The next question I asked would tell me what I really wanted to know, and what I probably already knew. I asked him if he asked current customers for more business or for referrals.
He explained that he was much too busy taking care of current orders and managing his sales staff to bother his current customers with that type of request.
So he has 200 satisfied customers that took him years to find, and he thinks that the best way to grow his business is to continue working on strategies that he already admits don’t work very well?
I explained to him that it would make more sense to go and ask those satisfied customers if they wouldn’t mind helping him find a new client.
Haven’t you earned the right to ask after years of great service?
For the first time during our meeting he was silent. Although a little embarrassed, he admitted that I was right.
In the bestselling book, The Power of Focus the authors recommend the following steps to growing your business:
- Create a list of your most valuable ‘core clients.’
- Take a close look at this list and review the amount of time you spend with these people. Is it sufficient? Do you enjoy quality time with them, or just a few seconds on the telephone?”
So, how do you identify and stay in touch with these core clients?
- Determine the characteristics of your best clients. These clients typically bring you the most business (and profit), appreciate your product/service, regularly refer you to others and are strategically related to your target market.
- Compile a simple strategy for keeping in touch with these clients. This will include a phone call, lunch, stopping buy to visit their staff, etc. The key is making sure that you have regular and meaningful contact – tickets to the big game every 6 months aren’t good enough.

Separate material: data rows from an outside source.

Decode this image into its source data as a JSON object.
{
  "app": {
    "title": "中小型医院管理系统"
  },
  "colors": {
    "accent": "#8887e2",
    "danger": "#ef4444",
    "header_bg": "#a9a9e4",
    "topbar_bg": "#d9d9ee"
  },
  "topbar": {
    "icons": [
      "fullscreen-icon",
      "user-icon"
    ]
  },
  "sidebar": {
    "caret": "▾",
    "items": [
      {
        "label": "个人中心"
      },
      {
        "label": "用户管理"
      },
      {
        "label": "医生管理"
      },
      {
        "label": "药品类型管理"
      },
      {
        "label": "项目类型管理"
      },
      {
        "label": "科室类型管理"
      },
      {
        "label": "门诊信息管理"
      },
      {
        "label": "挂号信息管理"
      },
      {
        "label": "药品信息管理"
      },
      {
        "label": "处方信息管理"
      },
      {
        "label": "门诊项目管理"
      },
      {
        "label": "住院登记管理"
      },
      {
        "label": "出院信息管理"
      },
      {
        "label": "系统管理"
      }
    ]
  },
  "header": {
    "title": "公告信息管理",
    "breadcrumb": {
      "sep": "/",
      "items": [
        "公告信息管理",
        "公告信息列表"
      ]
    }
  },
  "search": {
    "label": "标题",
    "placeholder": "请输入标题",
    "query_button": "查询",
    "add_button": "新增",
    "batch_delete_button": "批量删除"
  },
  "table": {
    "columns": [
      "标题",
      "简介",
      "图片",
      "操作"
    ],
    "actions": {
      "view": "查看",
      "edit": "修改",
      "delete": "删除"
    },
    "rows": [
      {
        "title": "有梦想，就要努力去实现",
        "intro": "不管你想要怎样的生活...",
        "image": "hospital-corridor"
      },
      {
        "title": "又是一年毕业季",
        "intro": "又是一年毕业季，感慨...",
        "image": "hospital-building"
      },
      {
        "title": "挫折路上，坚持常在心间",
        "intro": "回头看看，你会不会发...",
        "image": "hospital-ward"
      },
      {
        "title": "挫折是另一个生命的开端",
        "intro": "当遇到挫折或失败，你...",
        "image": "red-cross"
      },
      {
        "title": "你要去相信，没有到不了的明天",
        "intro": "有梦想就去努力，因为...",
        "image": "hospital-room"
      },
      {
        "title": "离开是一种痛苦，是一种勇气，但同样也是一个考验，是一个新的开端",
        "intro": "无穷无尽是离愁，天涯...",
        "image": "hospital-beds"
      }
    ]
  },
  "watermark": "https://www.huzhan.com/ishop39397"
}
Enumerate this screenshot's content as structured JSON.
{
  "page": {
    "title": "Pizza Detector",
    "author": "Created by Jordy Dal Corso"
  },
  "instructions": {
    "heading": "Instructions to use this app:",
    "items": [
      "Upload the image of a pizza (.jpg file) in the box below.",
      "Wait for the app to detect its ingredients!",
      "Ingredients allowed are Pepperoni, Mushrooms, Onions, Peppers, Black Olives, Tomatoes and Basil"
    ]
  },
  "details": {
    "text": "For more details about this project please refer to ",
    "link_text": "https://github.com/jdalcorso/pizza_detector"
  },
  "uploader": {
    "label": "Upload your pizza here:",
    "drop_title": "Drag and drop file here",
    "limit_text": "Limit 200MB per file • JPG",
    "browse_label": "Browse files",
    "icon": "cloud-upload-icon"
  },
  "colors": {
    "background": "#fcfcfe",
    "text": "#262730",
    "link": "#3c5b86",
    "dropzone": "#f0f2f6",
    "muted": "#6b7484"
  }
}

Remember, the stronger these relationships and the more satisfied these core clients are, the better and more qualified referrals will be.
- Once you are satisfied that you have adequately developed a solid relationship with your clients, it is time to ask for that referral. Don’t just send them an email or mention it in passing! Remember, you have earned the right (through the delivery of a good product/service) to ask for this referral. Schedule a meeting to talk about your request and remember to be specific about the perfect candidate for your services.
Now, I am not saying that prospecting is a bad idea. Every business needs new customers and prospecting has to be a key component in your growth strategy.
But, before you hire a new salesperson or send out another direct mail piece, make sure that you have a solid strategy for developing meaningful relationships with your best customers. These relationships will result in your most qualified and profitable prospects.
I encourage you to spend the next few minutes thinking about your best customers. Who are they? And more importantly, when is the last time you spoke to them? Start your list today!
Mark McNulty is a Business Coach affiliated with ACTION International, the World’s #1 Business Coaching Team. He can be reached at (812) 372-7377 or at email@example.com.
Brad Sugars founded the brand Action International in 1993 when he realized there was a disconnect between business advice and implementation. The answer was Action! Brad Sugars created a business coaching company so that business owners throughout the world can realize their goals in business. Today the company is known as ActionCOACH. To learn more about business, visit Brad Sugars Review blog!